Sometimes known as an abuente negro. Found in abundance along the Pacific coast of Mexico, Central and South America.
Also known as the Eurasian crane. Breeds in northen parts of Europe and Asia and migrates to southern Europe and Africa in the winter.
The skunk bear, carcajou or glutton is a boreal forest and alpine tundra dweller throughout a wide area of the Northern Hemisphere. Notable it's for strength, ferocity and ability to kill prey much larger than itself.
Known also as the Short-snouted seahorse.
One of the largest bony fish in the world. A bottom-dweller in temperate and arctic water. Placed on the Endanered Species list due to overfishing.
Aslo known as the Snow Crane. Inhabits the Russian tundra.
Also called the the Old World or common otter. It ranges through the waterways of Europe, Asia and can be found in parts of Northern Africa. It is a protected species listed as Near Threatened.

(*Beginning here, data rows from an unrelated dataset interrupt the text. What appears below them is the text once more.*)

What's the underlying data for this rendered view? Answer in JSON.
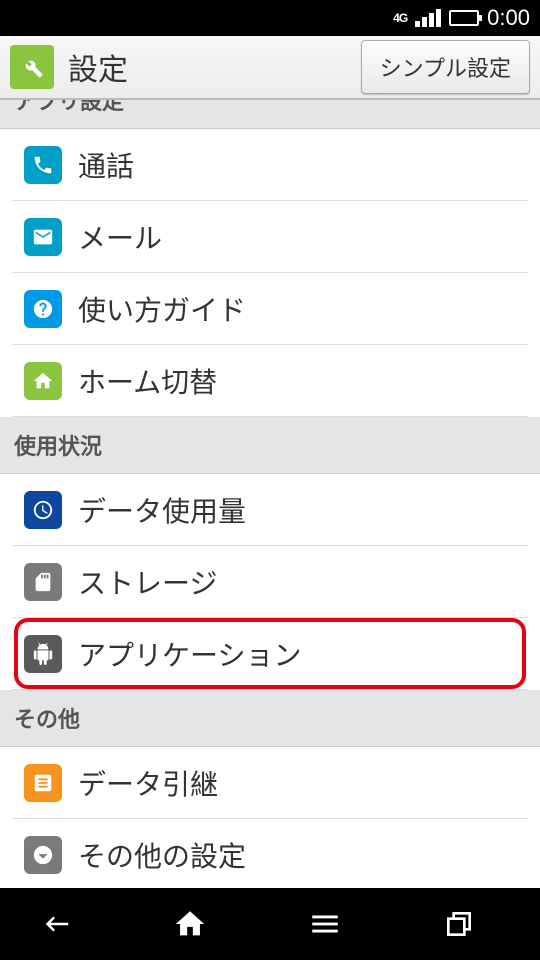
{
  "status": {
    "network": "4G",
    "time": "0:00"
  },
  "header": {
    "title": "設定",
    "simple_button": "シンプル設定"
  },
  "sections": {
    "app_settings": {
      "header": "アプリ設定"
    },
    "usage": {
      "header": "使用状況"
    },
    "other": {
      "header": "その他"
    }
  },
  "rows": {
    "call": {
      "label": "通話"
    },
    "mail": {
      "label": "メール"
    },
    "guide": {
      "label": "使い方ガイド"
    },
    "home_switch": {
      "label": "ホーム切替"
    },
    "data_usage": {
      "label": "データ使用量"
    },
    "storage": {
      "label": "ストレージ"
    },
    "application": {
      "label": "アプリケーション"
    },
    "data_transfer": {
      "label": "データ引継"
    },
    "other_settings": {
      "label": "その他の設定"
    }
  },
  "colors": {
    "highlight": "#e60012",
    "accent_green": "#8bc53f"
  }
}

Ranges widely across North America from Southern Canada to Northern Mexico. Has few natural predators and has adapted very well to farmland and areas of urban development.
Inhabits parts of the Mediterranean Sea and the Northeastern Atlantic Ocean. Thought to be one of the worlds rarest pinniped (fin or flipper-footed) species.

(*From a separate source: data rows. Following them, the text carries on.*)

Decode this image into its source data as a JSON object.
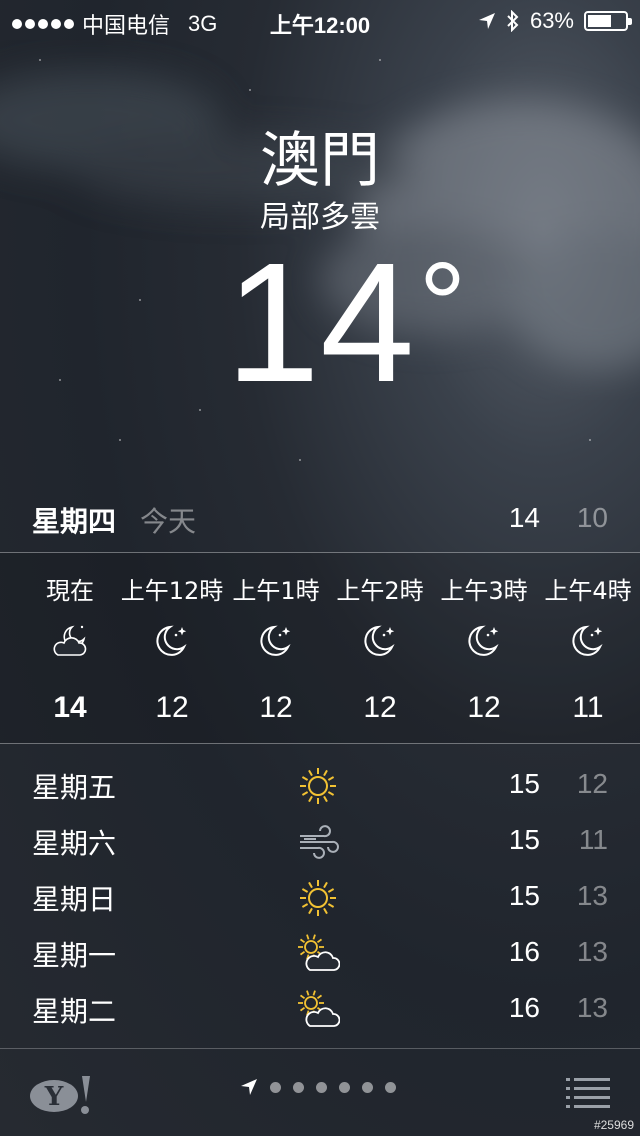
{
  "status_bar": {
    "carrier": "中国电信",
    "network": "3G",
    "time": "上午12:00",
    "battery": "63%",
    "battery_level": 0.63
  },
  "weather": {
    "city": "澳門",
    "condition": "局部多雲",
    "temperature": "14",
    "degree_symbol": "°"
  },
  "today": {
    "day": "星期四",
    "label": "今天",
    "high": "14",
    "low": "10"
  },
  "hourly": [
    {
      "time": "現在",
      "icon": "partly-cloudy-night-icon",
      "temp": "14"
    },
    {
      "time": "上午12時",
      "icon": "moon-stars-icon",
      "temp": "12"
    },
    {
      "time": "上午1時",
      "icon": "moon-stars-icon",
      "temp": "12"
    },
    {
      "time": "上午2時",
      "icon": "moon-stars-icon",
      "temp": "12"
    },
    {
      "time": "上午3時",
      "icon": "moon-stars-icon",
      "temp": "12"
    },
    {
      "time": "上午4時",
      "icon": "moon-stars-icon",
      "temp": "11"
    }
  ],
  "daily": [
    {
      "day": "星期五",
      "icon": "sun-icon",
      "high": "15",
      "low": "12"
    },
    {
      "day": "星期六",
      "icon": "wind-icon",
      "high": "15",
      "low": "11"
    },
    {
      "day": "星期日",
      "icon": "sun-icon",
      "high": "15",
      "low": "13"
    },
    {
      "day": "星期一",
      "icon": "partly-sunny-icon",
      "high": "16",
      "low": "13"
    },
    {
      "day": "星期二",
      "icon": "partly-sunny-icon",
      "high": "16",
      "low": "13"
    }
  ],
  "footer": {
    "page_count": 6,
    "watermark": "#25969"
  },
  "colors": {
    "sun": "#f2c233",
    "text": "#ffffff",
    "muted": "#8a8f97"
  }
}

Also called the ringtailed coati or Can-Coon. An omnivorous member of the racoon family which lives in forested areas of South America.

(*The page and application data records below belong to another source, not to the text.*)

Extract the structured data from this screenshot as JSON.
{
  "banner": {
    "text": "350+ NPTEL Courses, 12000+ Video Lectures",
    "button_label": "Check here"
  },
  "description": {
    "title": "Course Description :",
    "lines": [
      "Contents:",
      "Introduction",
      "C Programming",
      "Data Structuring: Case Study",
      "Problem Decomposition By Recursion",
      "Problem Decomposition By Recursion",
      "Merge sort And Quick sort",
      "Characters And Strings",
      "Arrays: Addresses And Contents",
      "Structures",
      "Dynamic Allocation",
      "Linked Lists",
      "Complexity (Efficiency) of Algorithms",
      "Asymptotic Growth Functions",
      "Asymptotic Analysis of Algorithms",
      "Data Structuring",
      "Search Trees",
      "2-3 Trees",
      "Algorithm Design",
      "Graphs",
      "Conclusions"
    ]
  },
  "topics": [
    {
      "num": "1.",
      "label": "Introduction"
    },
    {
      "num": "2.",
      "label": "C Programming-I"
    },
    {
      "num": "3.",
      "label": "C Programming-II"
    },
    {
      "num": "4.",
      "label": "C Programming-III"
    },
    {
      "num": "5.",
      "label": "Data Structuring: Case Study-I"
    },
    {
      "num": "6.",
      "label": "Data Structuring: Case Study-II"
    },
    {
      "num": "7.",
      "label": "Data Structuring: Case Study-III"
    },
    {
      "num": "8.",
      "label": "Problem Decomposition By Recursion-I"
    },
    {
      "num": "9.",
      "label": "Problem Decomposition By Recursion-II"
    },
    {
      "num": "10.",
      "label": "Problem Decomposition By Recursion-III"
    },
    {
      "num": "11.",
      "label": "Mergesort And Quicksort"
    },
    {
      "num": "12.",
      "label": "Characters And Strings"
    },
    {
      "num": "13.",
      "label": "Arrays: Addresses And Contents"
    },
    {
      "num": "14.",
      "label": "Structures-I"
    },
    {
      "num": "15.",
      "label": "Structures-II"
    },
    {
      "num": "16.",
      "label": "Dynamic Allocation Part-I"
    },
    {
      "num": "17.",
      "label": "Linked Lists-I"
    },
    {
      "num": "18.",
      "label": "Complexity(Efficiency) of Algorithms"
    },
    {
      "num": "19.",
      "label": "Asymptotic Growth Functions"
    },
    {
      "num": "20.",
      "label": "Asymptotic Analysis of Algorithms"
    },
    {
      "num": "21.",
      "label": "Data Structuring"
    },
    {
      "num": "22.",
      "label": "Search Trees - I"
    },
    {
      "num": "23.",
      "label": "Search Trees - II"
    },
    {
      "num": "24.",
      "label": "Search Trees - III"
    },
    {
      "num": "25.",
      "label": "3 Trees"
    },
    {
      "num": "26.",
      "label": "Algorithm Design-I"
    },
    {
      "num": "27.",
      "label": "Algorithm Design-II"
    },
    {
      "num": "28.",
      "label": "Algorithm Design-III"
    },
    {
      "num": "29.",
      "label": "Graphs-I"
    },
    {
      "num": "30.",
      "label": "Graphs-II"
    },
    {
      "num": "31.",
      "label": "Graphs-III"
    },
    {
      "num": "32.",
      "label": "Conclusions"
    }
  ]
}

Found in the forests and savana of a small area of western Africa. Due habitat loss in an already small range, it is now classified as Near Threatened.
Also known as the English partridge, Hungarian partridge or hun. Abundant across most of Europe.
A luminescent deep sea jellyfish found in oceans and seas worldwide.
Found in temperate, coastal waters as well as estuaries and tidal channels throughout the Northern Hemisphere.
Also known as the common magpie. Abundant throughout northern Eurasia.
A species of stony coral found in the Caribbean, western Atlantic and along the West African coast. Known also as hump coral.
Also known as the sultana bird. Inhabits wetlands in western and southwest Europe and northwest Africa.
Inhabits subtropical coastal regions of the eastern Atlantic, western Atlantic, Western Indo-Pacifc and also estuaries and rivers. Once plentiful, the species is considered Critically Endangered.
Inhabit colonies on islands throughout the north Atlantic during nesting season and spend winter in the south Atlantic.
A bottom-dwelling cartilaginous fish found in the eastern Atlantic and the Mediterranean. The females give birth to live young. Modern fishing practices have had a negative impact on populations and the species conservation status is now Endangered.
Ranges extensively through alpine areas of europe.
Not to be confused with gonorynchus gonorynchus which is also refered to as a sandfish. Also known as the common skink, the sandfish is so named for it's habit of burrowing into and swimming through sand. Native to north Africa and southwestern Asia.
Also known as the little post horn squid and also, because of the photophore (light-emitting organ) on the tip of it's mantle, a tail-light squid. Lives in the mesopelagic zone of the tropical Atlantic and Western Indo-Pacific regions.
Known also as monkfish. Inhabits coastal waters of the northeastern Atlantic. Populations have been so depleted by commercial fishing bycatch that it has been deemed Critically Endangered.
A non-migratory seabird native to the tropics and subtropics of the Indian, Pacific and Atlantic oceans.
One of many venomous snake species of Australia. Found in all states expect for Tasmania. Known in Western Australia as the myall snake.
Found in grasslands across europe and asia. Numbers are declining due to habitat loss.
Inhabits wooded areas, graslands, coastal cliffs and urban environments over large areas of Europe, Asia and northern Africa.
Also known as the ounce. Found in the mountains of Central and South Asia. Habitat loss and poaching have significantly reduced the population and it has a conservation status of Vulnerable.
Also known as the peewit, tuit or green plover. A wading bird common across Eurasia.
Common throughout the entire Northern Hemisphere. The species has thrives alongside human development. After being introduced to Australia, it's rapid spread has caused very serious ecological damage.
Facts contributed by: